Nothing but a number should be given: the count of lines in the listing that include "InOrderIterator".

-- -- --

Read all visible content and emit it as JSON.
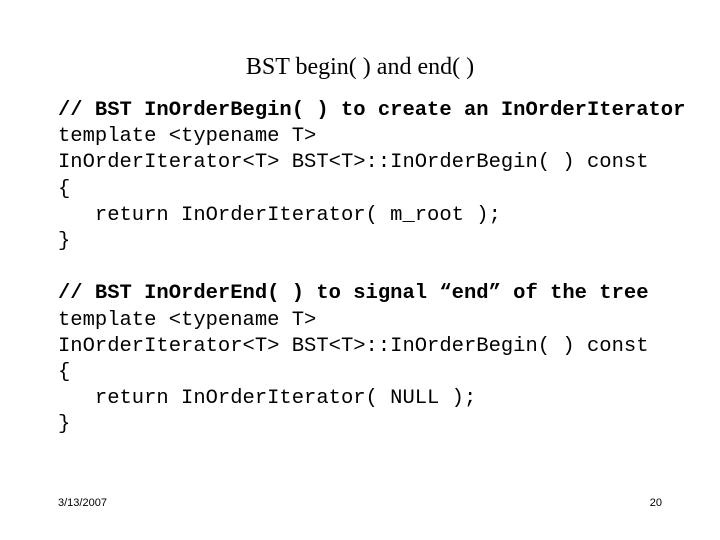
{
  "slide": {
    "title": "BST begin( ) and end( )",
    "background_color": "#ffffff",
    "text_color": "#000000",
    "code_lines": [
      {
        "text": "// BST InOrderBegin( ) to create an InOrderIterator",
        "bold": true
      },
      {
        "text": "template <typename T>",
        "bold": false
      },
      {
        "text": "InOrderIterator<T> BST<T>::InOrderBegin( ) const",
        "bold": false
      },
      {
        "text": "{",
        "bold": false
      },
      {
        "text": "   return InOrderIterator( m_root );",
        "bold": false
      },
      {
        "text": "}",
        "bold": false
      },
      {
        "text": "",
        "bold": false
      },
      {
        "text": "// BST InOrderEnd( ) to signal “end” of the tree",
        "bold": true
      },
      {
        "text": "template <typename T>",
        "bold": false
      },
      {
        "text": "InOrderIterator<T> BST<T>::InOrderBegin( ) const",
        "bold": false
      },
      {
        "text": "{",
        "bold": false
      },
      {
        "text": "   return InOrderIterator( NULL );",
        "bold": false
      },
      {
        "text": "}",
        "bold": false
      }
    ],
    "footer": {
      "date": "3/13/2007",
      "page_number": "20"
    }
  }
}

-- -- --

> _Result of the exercise_
5